Their traditions don’t show just on the field, but in the stands, where they typically draw larger-than-average crowds.

Together, these factors provide an enticing mix for Upper Marlboro residents torn between attending the local public school and a private school. It’s debatable how much this advantage is necessary. In Upper Marlboro, it seems, there’s enough talent to go around.

“I’ve watched games on TV, and I’ve seen kids playing at Division I level and some even in the NFL,” Pinkney said. “And when they put up their bio, it says ‘Hometown: Upper Marlboro.’ I’m like, ‘Who is that kid? I’ve never even heard of that kid before?’”

Large school size

Wise, a 4A team, has the state’s fourth-largest enrollment (1,783 students according to the Maryland Public Secondary Athletic Association’s 2013-15 classification numbers). Douglass has the 11th-most students (889) among the state’s 49 2A teams.

Competitive tryouts

Between their large student populations and proud programs, Wise and Douglass have no trouble drawing a large pool of players to choose from. More than just relying on high numbers, Parrish and Pinkney can be even more demanding.

“You can say, ‘Those of you who don’t jog 12 miles every morning can’t play,’” Harley said. “You’ll have 100 kids jogging 12 miles.”

Exceptional coaching

Between them, Douglass and Wise have won The Gazette’s past five Coach of the Year awards — Parrish in 2008, 2009, 2010 and 2012 and Pinkney in 2011. Pinkney also generated significant support for the honor last year.

“They coach their butt off,” said Suitland coach Ed Shields, who graduated from Largo. “Those guys work very hard. You can take some people that don’t have the experience and don’t work like they do, then you’d have vastly different results.
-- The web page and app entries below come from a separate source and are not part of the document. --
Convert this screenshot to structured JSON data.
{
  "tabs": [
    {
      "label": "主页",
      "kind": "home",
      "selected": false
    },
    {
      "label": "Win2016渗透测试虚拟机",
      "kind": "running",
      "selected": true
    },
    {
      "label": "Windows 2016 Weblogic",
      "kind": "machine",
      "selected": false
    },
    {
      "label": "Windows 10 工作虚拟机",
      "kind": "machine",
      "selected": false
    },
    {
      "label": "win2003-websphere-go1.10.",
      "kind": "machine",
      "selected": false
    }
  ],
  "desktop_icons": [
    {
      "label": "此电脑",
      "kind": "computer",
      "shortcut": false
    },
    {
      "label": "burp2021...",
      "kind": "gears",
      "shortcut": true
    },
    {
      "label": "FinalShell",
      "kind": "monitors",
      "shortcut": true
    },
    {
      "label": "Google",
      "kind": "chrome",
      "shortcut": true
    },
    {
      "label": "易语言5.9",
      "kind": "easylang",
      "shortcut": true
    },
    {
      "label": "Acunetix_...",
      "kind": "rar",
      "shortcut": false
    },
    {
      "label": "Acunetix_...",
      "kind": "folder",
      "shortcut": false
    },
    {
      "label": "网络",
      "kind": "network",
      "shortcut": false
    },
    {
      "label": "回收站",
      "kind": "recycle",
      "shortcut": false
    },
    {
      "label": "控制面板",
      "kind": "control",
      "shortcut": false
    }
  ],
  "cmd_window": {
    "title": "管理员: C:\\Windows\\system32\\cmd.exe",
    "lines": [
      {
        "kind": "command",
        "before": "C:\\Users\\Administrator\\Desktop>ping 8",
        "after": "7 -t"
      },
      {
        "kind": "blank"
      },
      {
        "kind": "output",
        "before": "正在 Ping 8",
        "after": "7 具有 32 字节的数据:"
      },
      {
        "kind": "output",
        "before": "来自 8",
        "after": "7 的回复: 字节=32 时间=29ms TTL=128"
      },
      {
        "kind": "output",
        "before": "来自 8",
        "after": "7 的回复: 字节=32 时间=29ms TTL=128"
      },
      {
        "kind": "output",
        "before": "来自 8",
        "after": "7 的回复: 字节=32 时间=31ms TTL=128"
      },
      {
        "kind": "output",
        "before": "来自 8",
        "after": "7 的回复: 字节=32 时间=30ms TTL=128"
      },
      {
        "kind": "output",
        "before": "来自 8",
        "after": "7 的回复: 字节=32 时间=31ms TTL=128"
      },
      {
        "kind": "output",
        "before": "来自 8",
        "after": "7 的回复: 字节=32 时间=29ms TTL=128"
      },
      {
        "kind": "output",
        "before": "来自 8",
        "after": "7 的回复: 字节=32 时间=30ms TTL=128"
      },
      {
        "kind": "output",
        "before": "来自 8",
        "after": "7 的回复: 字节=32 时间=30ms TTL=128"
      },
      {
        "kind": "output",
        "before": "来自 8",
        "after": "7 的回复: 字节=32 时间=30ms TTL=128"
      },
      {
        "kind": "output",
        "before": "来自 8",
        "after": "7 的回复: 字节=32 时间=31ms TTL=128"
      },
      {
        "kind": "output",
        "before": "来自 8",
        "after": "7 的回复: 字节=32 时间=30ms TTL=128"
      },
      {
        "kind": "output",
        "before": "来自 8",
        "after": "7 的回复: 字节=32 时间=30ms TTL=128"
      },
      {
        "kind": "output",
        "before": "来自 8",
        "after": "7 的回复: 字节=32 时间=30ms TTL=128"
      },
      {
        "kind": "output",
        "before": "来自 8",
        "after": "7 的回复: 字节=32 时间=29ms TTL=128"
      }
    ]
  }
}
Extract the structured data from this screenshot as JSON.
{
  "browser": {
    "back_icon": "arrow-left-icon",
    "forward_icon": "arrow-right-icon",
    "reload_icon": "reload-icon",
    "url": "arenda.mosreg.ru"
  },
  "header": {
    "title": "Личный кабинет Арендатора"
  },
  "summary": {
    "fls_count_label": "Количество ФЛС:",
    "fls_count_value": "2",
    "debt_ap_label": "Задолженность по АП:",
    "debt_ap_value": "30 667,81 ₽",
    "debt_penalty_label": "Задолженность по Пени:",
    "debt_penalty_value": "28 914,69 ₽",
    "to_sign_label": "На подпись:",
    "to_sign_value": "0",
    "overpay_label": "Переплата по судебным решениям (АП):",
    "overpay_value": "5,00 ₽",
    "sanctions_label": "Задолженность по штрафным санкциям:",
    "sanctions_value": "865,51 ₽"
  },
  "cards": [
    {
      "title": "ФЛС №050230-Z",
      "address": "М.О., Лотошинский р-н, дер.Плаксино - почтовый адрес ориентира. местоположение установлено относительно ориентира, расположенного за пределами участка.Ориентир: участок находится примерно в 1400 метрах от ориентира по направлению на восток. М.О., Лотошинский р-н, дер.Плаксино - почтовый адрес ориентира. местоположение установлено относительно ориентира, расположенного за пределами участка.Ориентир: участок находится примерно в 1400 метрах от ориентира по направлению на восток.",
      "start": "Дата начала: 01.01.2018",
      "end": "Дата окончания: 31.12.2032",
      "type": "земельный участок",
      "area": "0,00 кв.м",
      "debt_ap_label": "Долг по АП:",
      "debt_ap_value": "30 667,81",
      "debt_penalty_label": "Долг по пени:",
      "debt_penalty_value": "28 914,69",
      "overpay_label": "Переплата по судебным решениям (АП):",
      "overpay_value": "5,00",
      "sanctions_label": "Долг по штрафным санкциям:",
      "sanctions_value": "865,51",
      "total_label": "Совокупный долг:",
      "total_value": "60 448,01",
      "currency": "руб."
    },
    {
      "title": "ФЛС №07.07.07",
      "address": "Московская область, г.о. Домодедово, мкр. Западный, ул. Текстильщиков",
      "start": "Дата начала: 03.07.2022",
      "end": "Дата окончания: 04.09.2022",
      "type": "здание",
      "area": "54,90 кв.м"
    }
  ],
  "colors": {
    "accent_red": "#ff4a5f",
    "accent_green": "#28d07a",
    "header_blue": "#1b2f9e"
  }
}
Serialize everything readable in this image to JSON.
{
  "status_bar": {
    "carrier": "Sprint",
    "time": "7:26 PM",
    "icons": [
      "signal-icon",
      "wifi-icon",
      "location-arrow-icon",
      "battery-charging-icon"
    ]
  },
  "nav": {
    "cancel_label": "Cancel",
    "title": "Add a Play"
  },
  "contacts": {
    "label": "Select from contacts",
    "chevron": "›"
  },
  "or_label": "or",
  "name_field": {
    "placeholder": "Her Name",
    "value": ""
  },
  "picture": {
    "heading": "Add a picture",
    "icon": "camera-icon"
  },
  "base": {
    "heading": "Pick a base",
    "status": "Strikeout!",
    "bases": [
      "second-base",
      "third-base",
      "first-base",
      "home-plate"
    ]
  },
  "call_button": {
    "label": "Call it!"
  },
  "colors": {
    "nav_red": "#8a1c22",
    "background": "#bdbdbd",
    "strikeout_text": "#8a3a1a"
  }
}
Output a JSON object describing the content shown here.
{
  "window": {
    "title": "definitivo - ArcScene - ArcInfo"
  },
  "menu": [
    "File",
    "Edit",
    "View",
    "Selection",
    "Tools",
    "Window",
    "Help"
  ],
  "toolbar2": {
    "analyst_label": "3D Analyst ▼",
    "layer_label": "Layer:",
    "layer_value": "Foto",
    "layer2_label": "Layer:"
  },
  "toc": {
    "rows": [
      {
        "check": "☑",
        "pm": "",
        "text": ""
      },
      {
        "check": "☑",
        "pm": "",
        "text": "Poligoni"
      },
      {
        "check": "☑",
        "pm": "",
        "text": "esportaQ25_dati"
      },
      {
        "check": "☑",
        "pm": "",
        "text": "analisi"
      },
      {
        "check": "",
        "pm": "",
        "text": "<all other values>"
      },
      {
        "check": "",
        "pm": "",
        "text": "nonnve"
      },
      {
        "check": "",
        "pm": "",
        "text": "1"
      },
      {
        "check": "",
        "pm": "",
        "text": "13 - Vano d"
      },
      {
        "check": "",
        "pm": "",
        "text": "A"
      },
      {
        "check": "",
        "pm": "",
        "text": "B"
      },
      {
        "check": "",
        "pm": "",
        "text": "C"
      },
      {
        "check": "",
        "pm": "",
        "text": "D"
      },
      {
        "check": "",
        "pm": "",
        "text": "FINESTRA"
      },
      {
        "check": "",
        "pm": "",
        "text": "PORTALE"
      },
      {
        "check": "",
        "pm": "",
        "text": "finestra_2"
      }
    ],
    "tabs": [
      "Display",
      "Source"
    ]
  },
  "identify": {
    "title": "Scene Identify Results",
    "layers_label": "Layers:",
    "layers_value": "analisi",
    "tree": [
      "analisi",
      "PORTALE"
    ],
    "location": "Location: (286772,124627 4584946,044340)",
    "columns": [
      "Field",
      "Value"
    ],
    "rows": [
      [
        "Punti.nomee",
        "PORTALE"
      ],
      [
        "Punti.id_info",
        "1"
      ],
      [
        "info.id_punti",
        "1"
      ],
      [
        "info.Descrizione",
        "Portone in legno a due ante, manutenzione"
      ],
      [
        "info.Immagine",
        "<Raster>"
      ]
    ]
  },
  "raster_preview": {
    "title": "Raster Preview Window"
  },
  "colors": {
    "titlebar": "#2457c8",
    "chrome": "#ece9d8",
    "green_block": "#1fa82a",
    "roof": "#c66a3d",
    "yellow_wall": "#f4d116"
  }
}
So, again, as far as the kids, yes, it’s an advantage. But that’s life. You’re going to have to deal with it.”

dfeldman@gazette.net